Web page and app entries
'''

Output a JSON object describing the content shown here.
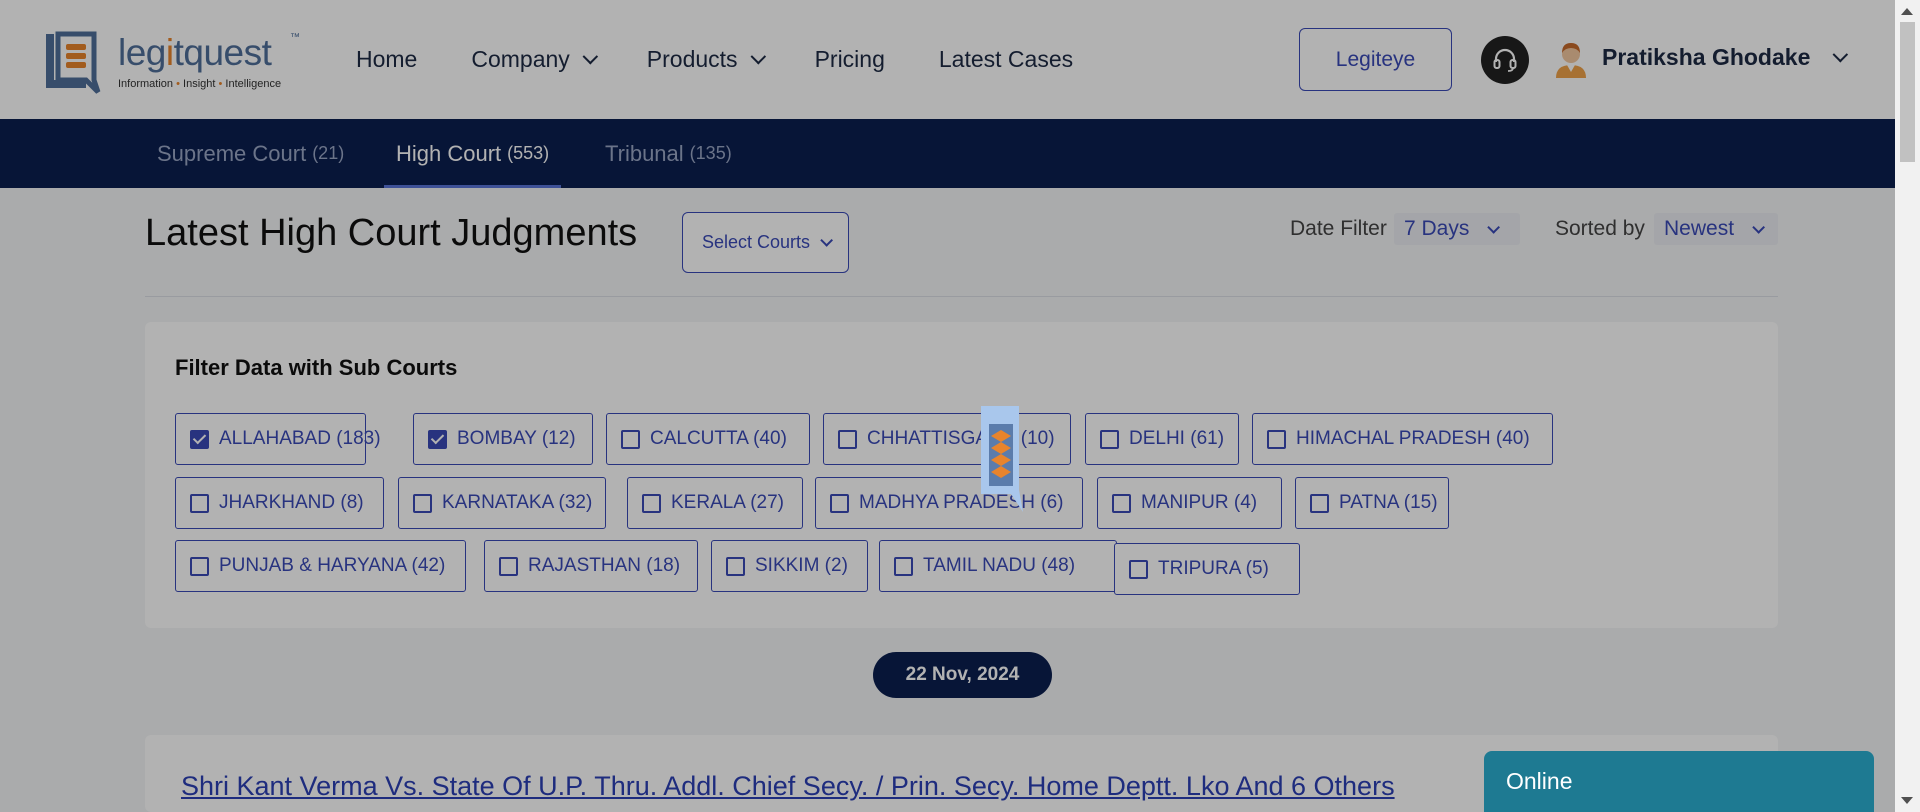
{
  "header": {
    "logo": {
      "wordmark_left": "leg",
      "wordmark_accent": "i",
      "wordmark_right": "tquest",
      "trademark": "™",
      "tagline_1": "Information",
      "tagline_sep": "•",
      "tagline_2": "Insight",
      "tagline_3": "Intelligence"
    },
    "nav": [
      {
        "label": "Home",
        "has_dropdown": false
      },
      {
        "label": "Company",
        "has_dropdown": true
      },
      {
        "label": "Products",
        "has_dropdown": true
      },
      {
        "label": "Pricing",
        "has_dropdown": false
      },
      {
        "label": "Latest Cases",
        "has_dropdown": false
      }
    ],
    "legiteye_label": "Legiteye",
    "support_icon": "headset-icon",
    "user": {
      "name": "Pratiksha Ghodake",
      "avatar_icon": "user-avatar-icon"
    }
  },
  "tabs": [
    {
      "label": "Supreme Court",
      "count": "(21)",
      "active": false
    },
    {
      "label": "High Court",
      "count": "(553)",
      "active": true
    },
    {
      "label": "Tribunal",
      "count": "(135)",
      "active": false
    }
  ],
  "main": {
    "title": "Latest High Court Judgments",
    "select_courts_label": "Select Courts",
    "date_filter": {
      "label": "Date Filter",
      "value": "7 Days"
    },
    "sort": {
      "label": "Sorted by",
      "value": "Newest"
    }
  },
  "filter": {
    "heading": "Filter Data with Sub Courts",
    "chips": [
      {
        "label": "ALLAHABAD (183)",
        "checked": true
      },
      {
        "label": "BOMBAY (12)",
        "checked": true
      },
      {
        "label": "CALCUTTA (40)",
        "checked": false
      },
      {
        "label": "CHHATTISGARH (10)",
        "checked": false
      },
      {
        "label": "DELHI (61)",
        "checked": false
      },
      {
        "label": "HIMACHAL PRADESH (40)",
        "checked": false
      },
      {
        "label": "JHARKHAND (8)",
        "checked": false
      },
      {
        "label": "KARNATAKA (32)",
        "checked": false
      },
      {
        "label": "KERALA (27)",
        "checked": false
      },
      {
        "label": "MADHYA PRADESH (6)",
        "checked": false
      },
      {
        "label": "MANIPUR (4)",
        "checked": false
      },
      {
        "label": "PATNA (15)",
        "checked": false
      },
      {
        "label": "PUNJAB & HARYANA (42)",
        "checked": false
      },
      {
        "label": "RAJASTHAN (18)",
        "checked": false
      },
      {
        "label": "SIKKIM (2)",
        "checked": false
      },
      {
        "label": "TAMIL NADU (48)",
        "checked": false
      },
      {
        "label": "TRIPURA (5)",
        "checked": false
      }
    ]
  },
  "date_group": "22 Nov, 2024",
  "cases": [
    {
      "title": "Shri Kant Verma Vs. State Of U.P. Thru. Addl. Chief Secy. / Prin. Secy. Home Deptt. Lko And 6 Others"
    }
  ],
  "chat": {
    "status": "Online"
  },
  "colors": {
    "navy": "#0b1f4f",
    "accent_blue": "#3a4ab7",
    "brand_orange": "#e8842c",
    "chat_teal": "#1e7a92"
  }
}
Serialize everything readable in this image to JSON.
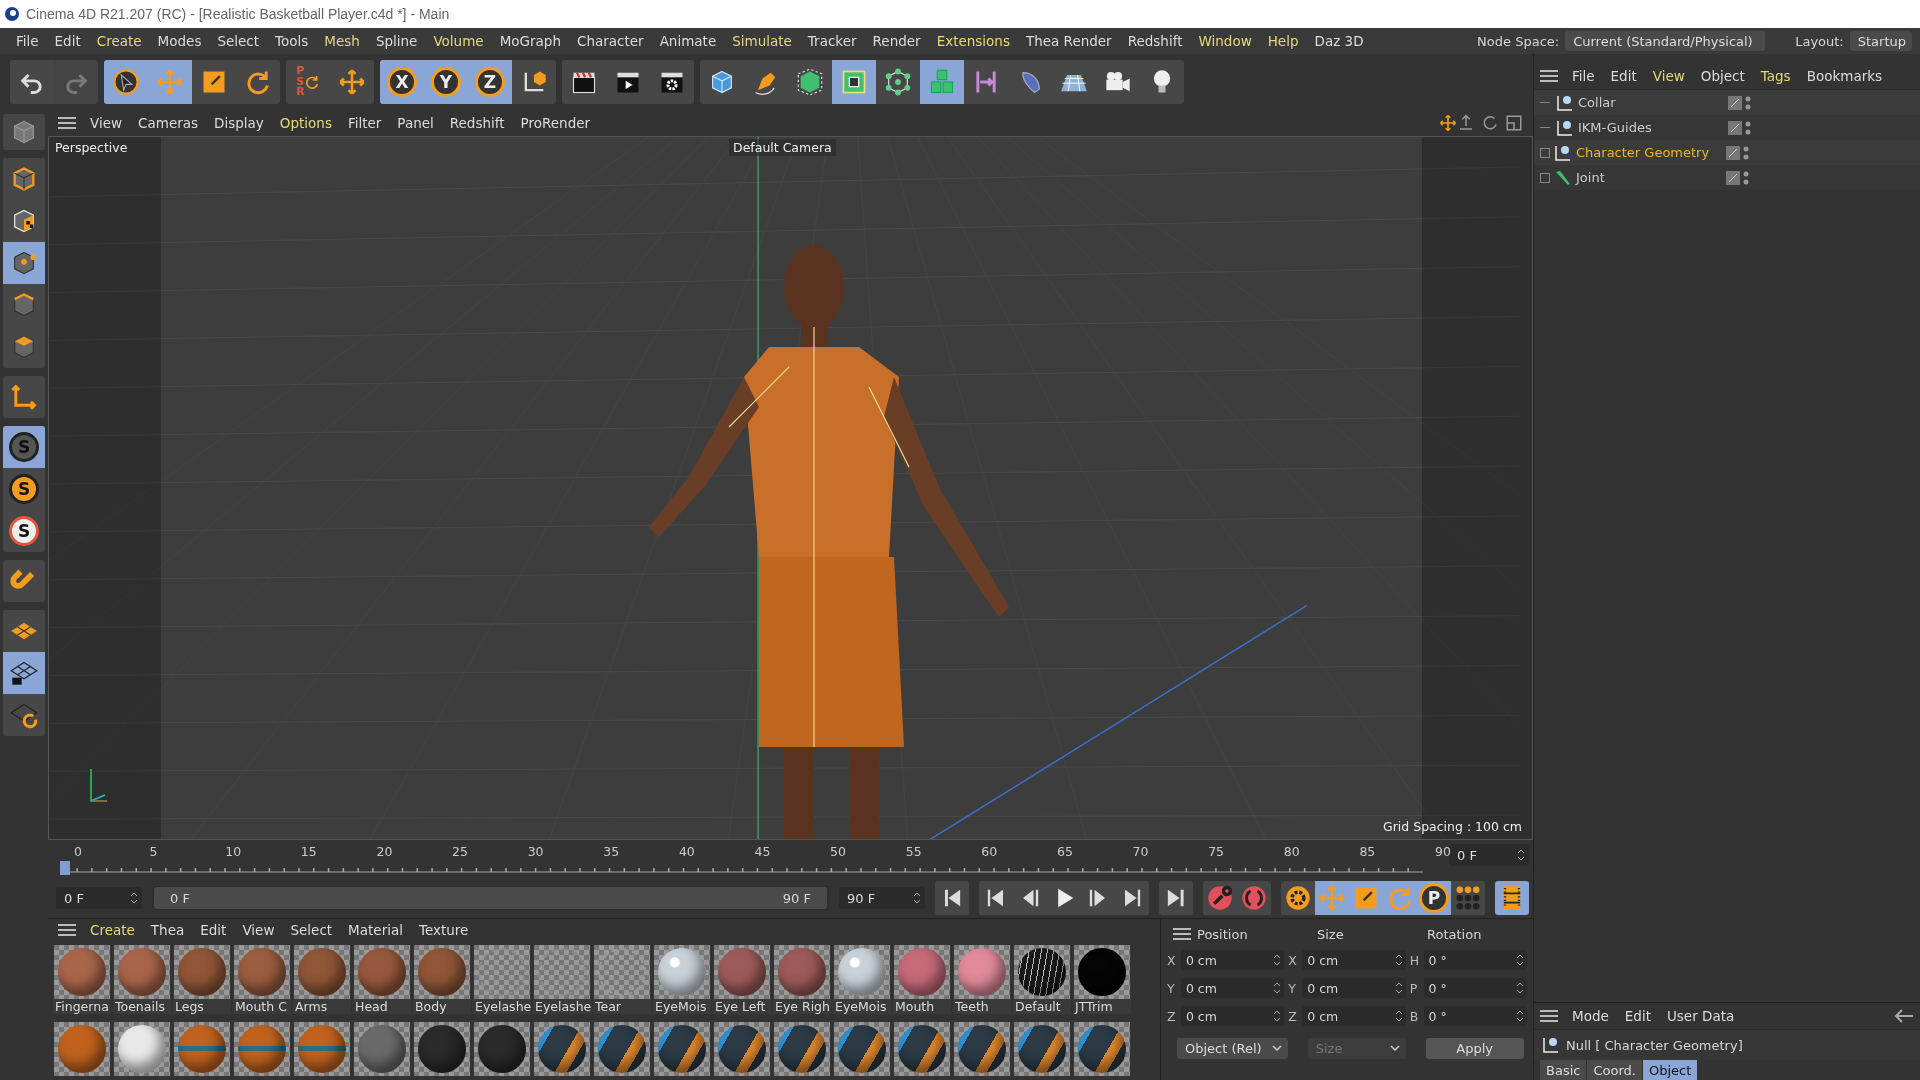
{
  "window": {
    "title": "Cinema 4D R21.207 (RC) - [Realistic Basketball Player.c4d *] - Main"
  },
  "menu": [
    {
      "label": "File",
      "accent": false
    },
    {
      "label": "Edit",
      "accent": false
    },
    {
      "label": "Create",
      "accent": true
    },
    {
      "label": "Modes",
      "accent": false
    },
    {
      "label": "Select",
      "accent": false
    },
    {
      "label": "Tools",
      "accent": false
    },
    {
      "label": "Mesh",
      "accent": true
    },
    {
      "label": "Spline",
      "accent": false
    },
    {
      "label": "Volume",
      "accent": true
    },
    {
      "label": "MoGraph",
      "accent": false
    },
    {
      "label": "Character",
      "accent": false
    },
    {
      "label": "Animate",
      "accent": false
    },
    {
      "label": "Simulate",
      "accent": true
    },
    {
      "label": "Tracker",
      "accent": false
    },
    {
      "label": "Render",
      "accent": false
    },
    {
      "label": "Extensions",
      "accent": true
    },
    {
      "label": "Thea Render",
      "accent": false
    },
    {
      "label": "Redshift",
      "accent": false
    },
    {
      "label": "Window",
      "accent": true
    },
    {
      "label": "Help",
      "accent": true
    },
    {
      "label": "Daz 3D",
      "accent": false
    }
  ],
  "node_space": {
    "label": "Node Space:",
    "value": "Current (Standard/Physical)"
  },
  "layout": {
    "label": "Layout:",
    "value": "Startup"
  },
  "toolbar": [
    {
      "buttons": [
        {
          "kind": "undo",
          "selected": false,
          "disabled": false
        },
        {
          "kind": "redo",
          "selected": false,
          "disabled": true
        }
      ]
    },
    {
      "buttons": [
        {
          "kind": "pointer",
          "selected": true,
          "disabled": false
        },
        {
          "kind": "move",
          "selected": true,
          "disabled": false
        },
        {
          "kind": "scale",
          "selected": false,
          "disabled": false
        },
        {
          "kind": "rotate",
          "selected": false,
          "disabled": false
        }
      ]
    },
    {
      "buttons": [
        {
          "kind": "psr",
          "label": "PSR",
          "selected": false,
          "disabled": false
        },
        {
          "kind": "move",
          "selected": false,
          "disabled": false
        }
      ]
    },
    {
      "buttons": [
        {
          "kind": "letter",
          "label": "X",
          "selected": true,
          "disabled": false
        },
        {
          "kind": "letter",
          "label": "Y",
          "selected": true,
          "disabled": false
        },
        {
          "kind": "letter",
          "label": "Z",
          "selected": true,
          "disabled": false
        },
        {
          "kind": "coord",
          "selected": false,
          "disabled": false
        }
      ]
    },
    {
      "buttons": [
        {
          "kind": "clapper",
          "selected": false,
          "disabled": false
        },
        {
          "kind": "render",
          "selected": false,
          "disabled": false
        },
        {
          "kind": "render-settings",
          "selected": false,
          "disabled": false
        }
      ]
    },
    {
      "buttons": [
        {
          "kind": "cube",
          "selected": false,
          "disabled": false
        },
        {
          "kind": "pen",
          "selected": false,
          "disabled": false
        },
        {
          "kind": "subdiv",
          "selected": false,
          "disabled": false
        },
        {
          "kind": "frame-cube",
          "selected": true,
          "disabled": false
        },
        {
          "kind": "mograph",
          "selected": false,
          "disabled": false
        },
        {
          "kind": "cubes",
          "selected": true,
          "disabled": false
        },
        {
          "kind": "deformer",
          "selected": false,
          "disabled": false
        },
        {
          "kind": "surface",
          "selected": false,
          "disabled": false
        },
        {
          "kind": "floor",
          "selected": false,
          "disabled": false
        },
        {
          "kind": "camera",
          "selected": false,
          "disabled": false
        },
        {
          "kind": "light",
          "selected": false,
          "disabled": false
        }
      ]
    }
  ],
  "left_toolbar": [
    {
      "buttons": [
        {
          "kind": "cube-gray",
          "selected": false
        }
      ]
    },
    {
      "buttons": [
        {
          "kind": "model",
          "selected": false
        },
        {
          "kind": "texture",
          "selected": false
        },
        {
          "kind": "points",
          "selected": true
        },
        {
          "kind": "edges",
          "selected": false
        },
        {
          "kind": "polygons",
          "selected": false
        }
      ]
    },
    {
      "buttons": [
        {
          "kind": "axis",
          "selected": false
        }
      ]
    },
    {
      "buttons": [
        {
          "kind": "snap",
          "label": "S",
          "selected": true
        },
        {
          "kind": "snap-orange",
          "label": "S",
          "selected": false
        },
        {
          "kind": "snap-ring",
          "label": "S",
          "selected": false
        }
      ]
    },
    {
      "buttons": [
        {
          "kind": "magnet",
          "selected": false
        }
      ]
    },
    {
      "buttons": [
        {
          "kind": "workplane",
          "selected": false
        },
        {
          "kind": "workplane-lock",
          "selected": true
        },
        {
          "kind": "workplane-rotate",
          "selected": false
        }
      ]
    }
  ],
  "viewport": {
    "menu": [
      {
        "label": "View",
        "accent": false
      },
      {
        "label": "Cameras",
        "accent": false
      },
      {
        "label": "Display",
        "accent": false
      },
      {
        "label": "Options",
        "accent": true
      },
      {
        "label": "Filter",
        "accent": false
      },
      {
        "label": "Panel",
        "accent": false
      },
      {
        "label": "Redshift",
        "accent": false
      },
      {
        "label": "ProRender",
        "accent": false
      }
    ],
    "label": "Perspective",
    "camera": "Default Camera",
    "grid_spacing": "Grid Spacing : 100 cm"
  },
  "timeline": {
    "ticks": [
      "0",
      "5",
      "10",
      "15",
      "20",
      "25",
      "30",
      "35",
      "40",
      "45",
      "50",
      "55",
      "60",
      "65",
      "70",
      "75",
      "80",
      "85",
      "90"
    ],
    "level": 0,
    "current_frame": "0 F",
    "start": "0 F",
    "range": {
      "start": "0 F",
      "end": "90 F",
      "level": 1
    },
    "end": "90 F"
  },
  "transport": [
    {
      "buttons": [
        {
          "kind": "start",
          "selected": false
        }
      ]
    },
    {
      "buttons": [
        {
          "kind": "prev-key",
          "selected": false
        },
        {
          "kind": "prev",
          "selected": false
        },
        {
          "kind": "play",
          "selected": false
        },
        {
          "kind": "next",
          "selected": false
        },
        {
          "kind": "next-key",
          "selected": false
        }
      ]
    },
    {
      "buttons": [
        {
          "kind": "end",
          "selected": false
        }
      ]
    },
    {
      "buttons": [
        {
          "kind": "record",
          "selected": false
        },
        {
          "kind": "auto-key",
          "selected": false
        }
      ]
    },
    {
      "buttons": [
        {
          "kind": "key-settings",
          "selected": false
        },
        {
          "kind": "move",
          "selected": true
        },
        {
          "kind": "scale",
          "selected": true
        },
        {
          "kind": "rotate",
          "selected": true
        },
        {
          "kind": "letter",
          "label": "P",
          "selected": true
        },
        {
          "kind": "dots",
          "selected": false
        }
      ]
    },
    {
      "buttons": [
        {
          "kind": "film",
          "selected": true
        }
      ]
    }
  ],
  "materials": {
    "menu": [
      {
        "label": "Create",
        "accent": true
      },
      {
        "label": "Thea",
        "accent": false
      },
      {
        "label": "Edit",
        "accent": false
      },
      {
        "label": "View",
        "accent": false
      },
      {
        "label": "Select",
        "accent": false
      },
      {
        "label": "Material",
        "accent": false
      },
      {
        "label": "Texture",
        "accent": false
      }
    ],
    "items": [
      {
        "name": "Fingerna",
        "kind": "solid",
        "color": "#a8654a"
      },
      {
        "name": "Toenails",
        "kind": "solid",
        "color": "#a8654a"
      },
      {
        "name": "Legs",
        "kind": "solid",
        "color": "#8f5637"
      },
      {
        "name": "Mouth C",
        "kind": "solid",
        "color": "#9a5d40"
      },
      {
        "name": "Arms",
        "kind": "solid",
        "color": "#8f5637"
      },
      {
        "name": "Head",
        "kind": "solid",
        "color": "#95583c"
      },
      {
        "name": "Body",
        "kind": "solid",
        "color": "#8f5637"
      },
      {
        "name": "Eyelashe",
        "kind": "none",
        "color": "#8a8a8a"
      },
      {
        "name": "Eyelashe",
        "kind": "none",
        "color": "#8a8a8a"
      },
      {
        "name": "Tear",
        "kind": "none",
        "color": "#9a9a9a"
      },
      {
        "name": "EyeMois",
        "kind": "glass",
        "color": "#c8d0d8"
      },
      {
        "name": "Eye Left",
        "kind": "solid",
        "color": "#9c5a58"
      },
      {
        "name": "Eye Righ",
        "kind": "solid",
        "color": "#9c5a58"
      },
      {
        "name": "EyeMois",
        "kind": "glass",
        "color": "#c8d0d8"
      },
      {
        "name": "Mouth",
        "kind": "solid",
        "color": "#c66a78"
      },
      {
        "name": "Teeth",
        "kind": "solid",
        "color": "#e08a9a"
      },
      {
        "name": "Default",
        "kind": "striped",
        "color": "#1a1a1a"
      },
      {
        "name": "JTTrim",
        "kind": "solid",
        "color": "#050505"
      }
    ],
    "row2": [
      {
        "kind": "solid",
        "color": "#c0621e"
      },
      {
        "kind": "solid",
        "color": "#e8e8e8"
      },
      {
        "kind": "banded",
        "color": "#c0621e"
      },
      {
        "kind": "banded",
        "color": "#c0621e"
      },
      {
        "kind": "banded",
        "color": "#c0621e"
      },
      {
        "kind": "solid",
        "color": "#6a6a6a"
      },
      {
        "kind": "solid",
        "color": "#2a2a2a"
      },
      {
        "kind": "solid",
        "color": "#2a2a2a"
      },
      {
        "kind": "split",
        "color": "#2b3a44"
      },
      {
        "kind": "split",
        "color": "#2b3a44"
      },
      {
        "kind": "split",
        "color": "#2b3a44"
      },
      {
        "kind": "split",
        "color": "#2b3a44"
      },
      {
        "kind": "split",
        "color": "#2b3a44"
      },
      {
        "kind": "split",
        "color": "#2b3a44"
      },
      {
        "kind": "split",
        "color": "#2b3a44"
      },
      {
        "kind": "split",
        "color": "#2b3a44"
      },
      {
        "kind": "split",
        "color": "#2b3a44"
      },
      {
        "kind": "split",
        "color": "#2b3a44"
      }
    ]
  },
  "coordinates": {
    "headers": [
      "Position",
      "Size",
      "Rotation"
    ],
    "rows": [
      {
        "pos_label": "X",
        "pos": "0 cm",
        "size_label": "X",
        "size": "0 cm",
        "rot_label": "H",
        "rot": "0 °"
      },
      {
        "pos_label": "Y",
        "pos": "0 cm",
        "size_label": "Y",
        "size": "0 cm",
        "rot_label": "P",
        "rot": "0 °"
      },
      {
        "pos_label": "Z",
        "pos": "0 cm",
        "size_label": "Z",
        "size": "0 cm",
        "rot_label": "B",
        "rot": "0 °"
      }
    ],
    "mode": "Object (Rel)",
    "size_mode": "Size",
    "apply": "Apply"
  },
  "objects": {
    "menu": [
      {
        "label": "File",
        "accent": false
      },
      {
        "label": "Edit",
        "accent": false
      },
      {
        "label": "View",
        "accent": true
      },
      {
        "label": "Object",
        "accent": false
      },
      {
        "label": "Tags",
        "accent": true
      },
      {
        "label": "Bookmarks",
        "accent": false
      }
    ],
    "rows": [
      {
        "name": "Collar",
        "kind": "null",
        "selected": false,
        "has_children": false
      },
      {
        "name": "IKM-Guides",
        "kind": "null",
        "selected": false,
        "has_children": false
      },
      {
        "name": "Character Geometry",
        "kind": "null",
        "selected": true,
        "has_children": true
      },
      {
        "name": "Joint",
        "kind": "joint",
        "selected": false,
        "has_children": true
      }
    ]
  },
  "attributes": {
    "menu": [
      "Mode",
      "Edit",
      "User Data"
    ],
    "title": "Null [ Character Geometry]",
    "tabs": [
      {
        "label": "Basic",
        "selected": false
      },
      {
        "label": "Coord.",
        "selected": false
      },
      {
        "label": "Object",
        "selected": true
      }
    ]
  }
}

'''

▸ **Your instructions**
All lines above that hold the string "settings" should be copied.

▸ **Answer box**
          "kind": "render-settings",
          "kind": "key-settings",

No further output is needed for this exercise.